(Problem):
In the material below, find each line with the word "data" and list it.
Start of Provided entries
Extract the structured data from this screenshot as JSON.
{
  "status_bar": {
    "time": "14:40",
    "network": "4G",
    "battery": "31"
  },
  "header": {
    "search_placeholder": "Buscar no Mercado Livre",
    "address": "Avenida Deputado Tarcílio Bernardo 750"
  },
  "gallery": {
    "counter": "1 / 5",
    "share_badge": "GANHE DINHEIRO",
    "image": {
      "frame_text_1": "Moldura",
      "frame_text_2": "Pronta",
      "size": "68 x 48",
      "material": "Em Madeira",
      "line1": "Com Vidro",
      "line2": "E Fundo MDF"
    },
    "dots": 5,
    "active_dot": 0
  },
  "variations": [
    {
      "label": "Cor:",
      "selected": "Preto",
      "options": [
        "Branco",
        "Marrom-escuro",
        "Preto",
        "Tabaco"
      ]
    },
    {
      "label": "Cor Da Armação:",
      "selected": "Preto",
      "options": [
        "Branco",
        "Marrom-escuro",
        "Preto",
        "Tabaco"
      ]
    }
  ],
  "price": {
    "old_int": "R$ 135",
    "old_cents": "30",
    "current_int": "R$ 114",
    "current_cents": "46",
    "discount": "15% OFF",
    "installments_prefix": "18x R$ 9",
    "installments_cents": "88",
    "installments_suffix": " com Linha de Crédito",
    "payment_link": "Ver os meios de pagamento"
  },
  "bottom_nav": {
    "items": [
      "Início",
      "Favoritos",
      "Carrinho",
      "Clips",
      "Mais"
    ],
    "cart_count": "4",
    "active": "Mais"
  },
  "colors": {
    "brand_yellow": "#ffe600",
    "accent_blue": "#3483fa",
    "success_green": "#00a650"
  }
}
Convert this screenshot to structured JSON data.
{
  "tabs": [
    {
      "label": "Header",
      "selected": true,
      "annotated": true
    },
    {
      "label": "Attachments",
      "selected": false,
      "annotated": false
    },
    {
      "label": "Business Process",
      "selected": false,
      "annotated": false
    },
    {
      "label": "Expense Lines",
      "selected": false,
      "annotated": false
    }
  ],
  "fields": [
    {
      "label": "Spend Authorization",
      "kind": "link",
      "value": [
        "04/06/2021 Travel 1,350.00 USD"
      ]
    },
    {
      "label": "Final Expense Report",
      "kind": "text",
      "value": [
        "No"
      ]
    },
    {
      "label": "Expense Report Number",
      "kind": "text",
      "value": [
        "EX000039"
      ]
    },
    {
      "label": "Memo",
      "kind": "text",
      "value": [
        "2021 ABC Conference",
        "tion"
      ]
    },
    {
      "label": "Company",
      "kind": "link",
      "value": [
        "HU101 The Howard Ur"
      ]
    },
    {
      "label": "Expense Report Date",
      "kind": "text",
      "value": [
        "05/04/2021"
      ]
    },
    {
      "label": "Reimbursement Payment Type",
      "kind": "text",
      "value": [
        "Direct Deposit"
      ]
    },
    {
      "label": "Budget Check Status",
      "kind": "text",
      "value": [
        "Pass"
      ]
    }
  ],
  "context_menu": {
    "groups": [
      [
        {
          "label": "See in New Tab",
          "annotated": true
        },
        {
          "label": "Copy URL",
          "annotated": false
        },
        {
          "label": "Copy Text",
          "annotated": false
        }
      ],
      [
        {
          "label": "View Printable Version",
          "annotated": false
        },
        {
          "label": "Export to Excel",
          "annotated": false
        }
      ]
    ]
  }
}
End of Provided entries
(Finished exercise):
Extract the structured data from this screenshot as JSON.
Convert this screenshot to structured JSON data.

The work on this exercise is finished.